WHAT TO DO >>
Below are records; how many of their lines contain "können"? Answer with only the number.

━━━━━━━━

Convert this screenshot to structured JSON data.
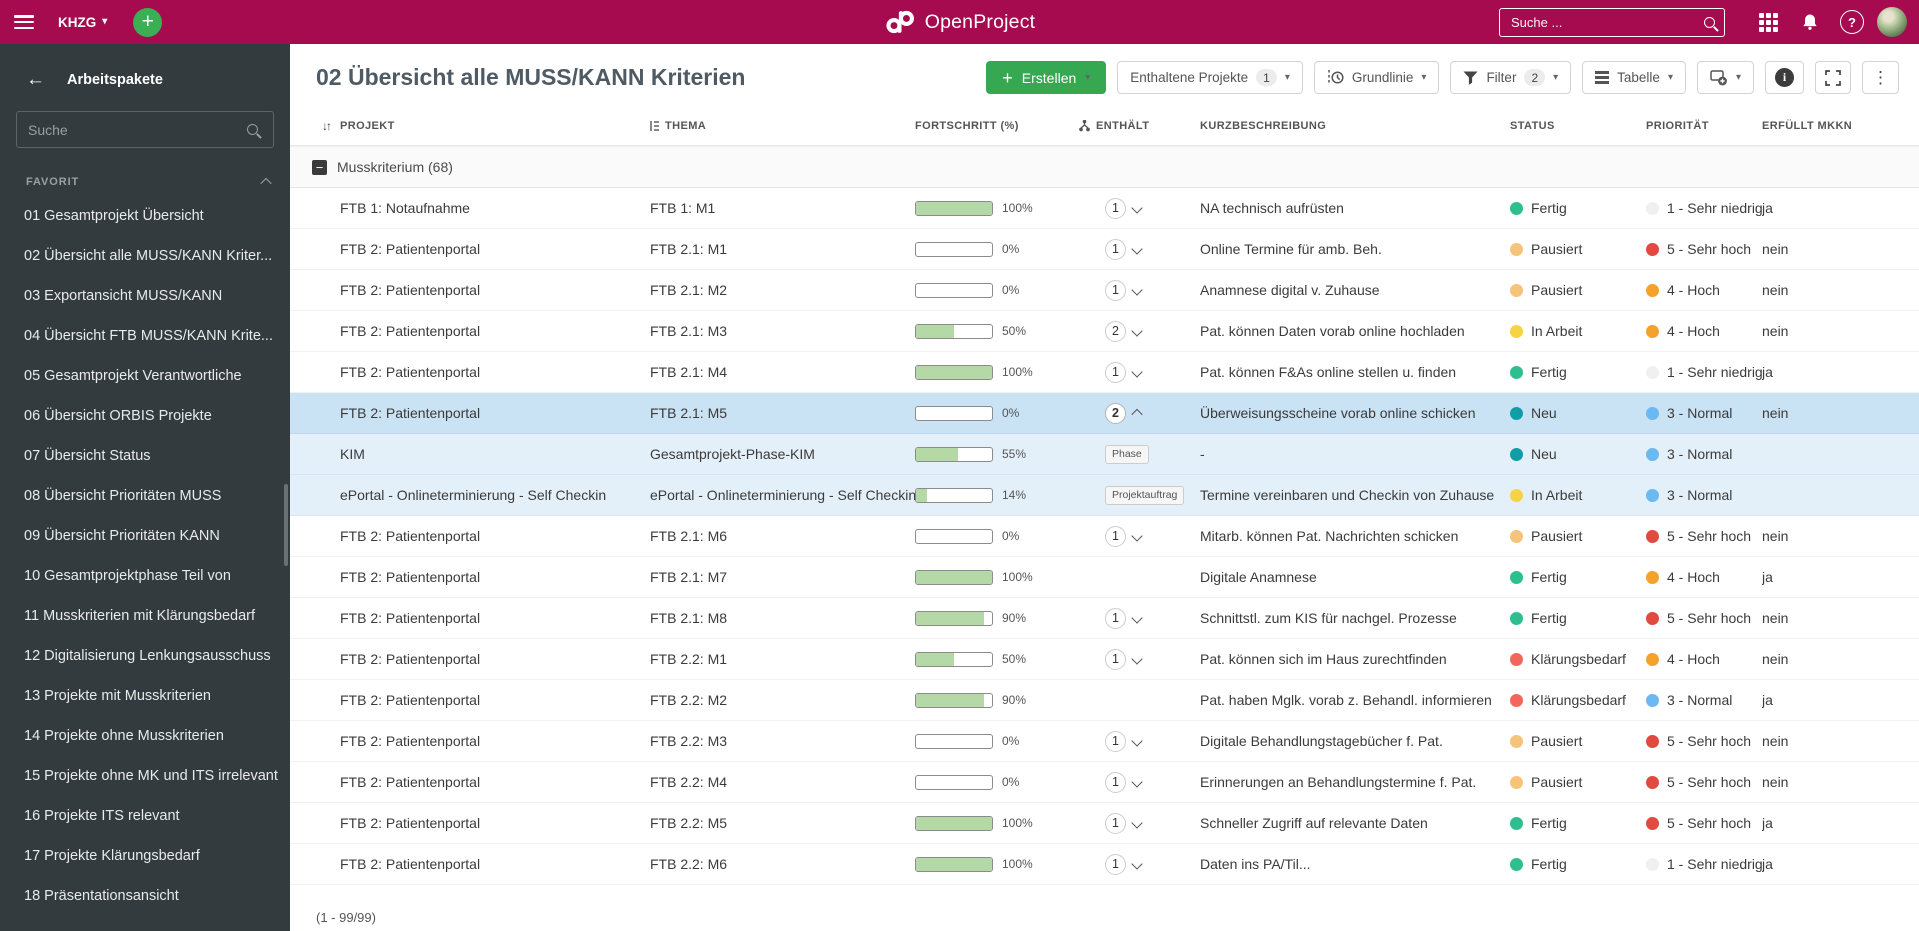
{
  "icons": {
    "caret": "▾",
    "kebab": "⋮",
    "back": "←",
    "plus": "+",
    "question": "?",
    "sort": "↓↑",
    "collapse": "−",
    "info": "i"
  },
  "header": {
    "project_selector": "KHZG",
    "logo_text": "OpenProject",
    "search_placeholder": "Suche ..."
  },
  "sidebar": {
    "title": "Arbeitspakete",
    "search_placeholder": "Suche",
    "section": "FAVORIT",
    "items": [
      "01 Gesamtprojekt Übersicht",
      "02 Übersicht alle MUSS/KANN Kriter...",
      "03 Exportansicht MUSS/KANN",
      "04 Übersicht FTB MUSS/KANN Krite...",
      "05 Gesamtprojekt Verantwortliche",
      "06 Übersicht ORBIS Projekte",
      "07 Übersicht Status",
      "08 Übersicht Prioritäten MUSS",
      "09 Übersicht Prioritäten KANN",
      "10 Gesamtprojektphase Teil von",
      "11 Musskriterien mit Klärungsbedarf",
      "12 Digitalisierung Lenkungsausschuss",
      "13 Projekte mit Musskriterien",
      "14 Projekte ohne Musskriterien",
      "15 Projekte ohne MK und ITS irrelevant",
      "16 Projekte ITS relevant",
      "17 Projekte Klärungsbedarf",
      "18 Präsentationsansicht"
    ]
  },
  "toolbar": {
    "title": "02 Übersicht alle MUSS/KANN Kriterien",
    "create_label": "Erstellen",
    "included_projects_label": "Enthaltene Projekte",
    "included_projects_count": "1",
    "baseline_label": "Grundlinie",
    "filter_label": "Filter",
    "filter_count": "2",
    "table_label": "Tabelle"
  },
  "table": {
    "columns": [
      "PROJEKT",
      "THEMA",
      "FORTSCHRITT (%)",
      "ENTHÄLT",
      "KURZBESCHREIBUNG",
      "STATUS",
      "PRIORITÄT",
      "ERFÜLLT MKKN"
    ],
    "group_label": "Musskriterium",
    "group_count": "(68)",
    "status_colors": {
      "Fertig": "#2fbe8f",
      "Pausiert": "#f6c37a",
      "In Arbeit": "#f5d342",
      "Neu": "#0f9ea6",
      "Klärungsbedarf": "#f2665e"
    },
    "priority_colors": {
      "1 - Sehr niedrig": "#f0f0f0",
      "3 - Normal": "#6cb8f0",
      "4 - Hoch": "#f5a22d",
      "5 - Sehr hoch": "#e04a41"
    },
    "rows": [
      {
        "project": "FTB 1: Notaufnahme",
        "thema": "FTB 1: M1",
        "progress": 100,
        "progress_label": "100%",
        "contains": "1",
        "expanded": false,
        "badge": "",
        "desc": "NA technisch aufrüsten",
        "status": "Fertig",
        "priority": "1 - Sehr niedrig",
        "erfuellt": "ja",
        "highlight": ""
      },
      {
        "project": "FTB 2: Patientenportal",
        "thema": "FTB 2.1: M1",
        "progress": 0,
        "progress_label": "0%",
        "contains": "1",
        "expanded": false,
        "badge": "",
        "desc": "Online Termine für amb. Beh.",
        "status": "Pausiert",
        "priority": "5 - Sehr hoch",
        "erfuellt": "nein",
        "highlight": ""
      },
      {
        "project": "FTB 2: Patientenportal",
        "thema": "FTB 2.1: M2",
        "progress": 0,
        "progress_label": "0%",
        "contains": "1",
        "expanded": false,
        "badge": "",
        "desc": "Anamnese digital v. Zuhause",
        "status": "Pausiert",
        "priority": "4 - Hoch",
        "erfuellt": "nein",
        "highlight": ""
      },
      {
        "project": "FTB 2: Patientenportal",
        "thema": "FTB 2.1: M3",
        "progress": 50,
        "progress_label": "50%",
        "contains": "2",
        "expanded": false,
        "badge": "",
        "desc": "Pat. können Daten vorab online hochladen",
        "status": "In Arbeit",
        "priority": "4 - Hoch",
        "erfuellt": "nein",
        "highlight": ""
      },
      {
        "project": "FTB 2: Patientenportal",
        "thema": "FTB 2.1: M4",
        "progress": 100,
        "progress_label": "100%",
        "contains": "1",
        "expanded": false,
        "badge": "",
        "desc": "Pat. können F&As online stellen u. finden",
        "status": "Fertig",
        "priority": "1 - Sehr niedrig",
        "erfuellt": "ja",
        "highlight": ""
      },
      {
        "project": "FTB 2: Patientenportal",
        "thema": "FTB 2.1: M5",
        "progress": 0,
        "progress_label": "0%",
        "contains": "2",
        "expanded": true,
        "badge": "",
        "desc": "Überweisungsscheine vorab online schicken",
        "status": "Neu",
        "priority": "3 - Normal",
        "erfuellt": "nein",
        "highlight": "selected"
      },
      {
        "project": "KIM",
        "thema": "Gesamtprojekt-Phase-KIM",
        "progress": 55,
        "progress_label": "55%",
        "contains": "",
        "expanded": false,
        "badge": "Phase",
        "desc": "-",
        "status": "Neu",
        "priority": "3 - Normal",
        "erfuellt": "",
        "highlight": "child"
      },
      {
        "project": "ePortal - Onlineterminierung - Self Checkin",
        "thema": "ePortal - Onlineterminierung - Self Checkin",
        "progress": 14,
        "progress_label": "14%",
        "contains": "",
        "expanded": false,
        "badge": "Projektauftrag",
        "desc": "Termine vereinbaren und Checkin von Zuhause",
        "status": "In Arbeit",
        "priority": "3 - Normal",
        "erfuellt": "",
        "highlight": "child"
      },
      {
        "project": "FTB 2: Patientenportal",
        "thema": "FTB 2.1: M6",
        "progress": 0,
        "progress_label": "0%",
        "contains": "1",
        "expanded": false,
        "badge": "",
        "desc": "Mitarb. können Pat. Nachrichten schicken",
        "status": "Pausiert",
        "priority": "5 - Sehr hoch",
        "erfuellt": "nein",
        "highlight": ""
      },
      {
        "project": "FTB 2: Patientenportal",
        "thema": "FTB 2.1: M7",
        "progress": 100,
        "progress_label": "100%",
        "contains": "",
        "expanded": false,
        "badge": "",
        "desc": "Digitale Anamnese",
        "status": "Fertig",
        "priority": "4 - Hoch",
        "erfuellt": "ja",
        "highlight": ""
      },
      {
        "project": "FTB 2: Patientenportal",
        "thema": "FTB 2.1: M8",
        "progress": 90,
        "progress_label": "90%",
        "contains": "1",
        "expanded": false,
        "badge": "",
        "desc": "Schnittstl. zum KIS für nachgel. Prozesse",
        "status": "Fertig",
        "priority": "5 - Sehr hoch",
        "erfuellt": "nein",
        "highlight": ""
      },
      {
        "project": "FTB 2: Patientenportal",
        "thema": "FTB 2.2: M1",
        "progress": 50,
        "progress_label": "50%",
        "contains": "1",
        "expanded": false,
        "badge": "",
        "desc": "Pat. können sich im Haus zurechtfinden",
        "status": "Klärungsbedarf",
        "priority": "4 - Hoch",
        "erfuellt": "nein",
        "highlight": ""
      },
      {
        "project": "FTB 2: Patientenportal",
        "thema": "FTB 2.2: M2",
        "progress": 90,
        "progress_label": "90%",
        "contains": "",
        "expanded": false,
        "badge": "",
        "desc": "Pat. haben Mglk. vorab z. Behandl. informieren",
        "status": "Klärungsbedarf",
        "priority": "3 - Normal",
        "erfuellt": "ja",
        "highlight": ""
      },
      {
        "project": "FTB 2: Patientenportal",
        "thema": "FTB 2.2: M3",
        "progress": 0,
        "progress_label": "0%",
        "contains": "1",
        "expanded": false,
        "badge": "",
        "desc": "Digitale Behandlungstagebücher f. Pat.",
        "status": "Pausiert",
        "priority": "5 - Sehr hoch",
        "erfuellt": "nein",
        "highlight": ""
      },
      {
        "project": "FTB 2: Patientenportal",
        "thema": "FTB 2.2: M4",
        "progress": 0,
        "progress_label": "0%",
        "contains": "1",
        "expanded": false,
        "badge": "",
        "desc": "Erinnerungen an Behandlungstermine f. Pat.",
        "status": "Pausiert",
        "priority": "5 - Sehr hoch",
        "erfuellt": "nein",
        "highlight": ""
      },
      {
        "project": "FTB 2: Patientenportal",
        "thema": "FTB 2.2: M5",
        "progress": 100,
        "progress_label": "100%",
        "contains": "1",
        "expanded": false,
        "badge": "",
        "desc": "Schneller Zugriff auf relevante Daten",
        "status": "Fertig",
        "priority": "5 - Sehr hoch",
        "erfuellt": "ja",
        "highlight": ""
      },
      {
        "project": "FTB 2: Patientenportal",
        "thema": "FTB 2.2: M6",
        "progress": 100,
        "progress_label": "100%",
        "contains": "1",
        "expanded": false,
        "badge": "",
        "desc": "Daten ins PA/Til...",
        "status": "Fertig",
        "priority": "1 - Sehr niedrig",
        "erfuellt": "ja",
        "highlight": ""
      }
    ]
  },
  "footer": {
    "pagination": "(1 - 99/99)"
  }
}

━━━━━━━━

SOLUTION FOR THIS TASK >>
4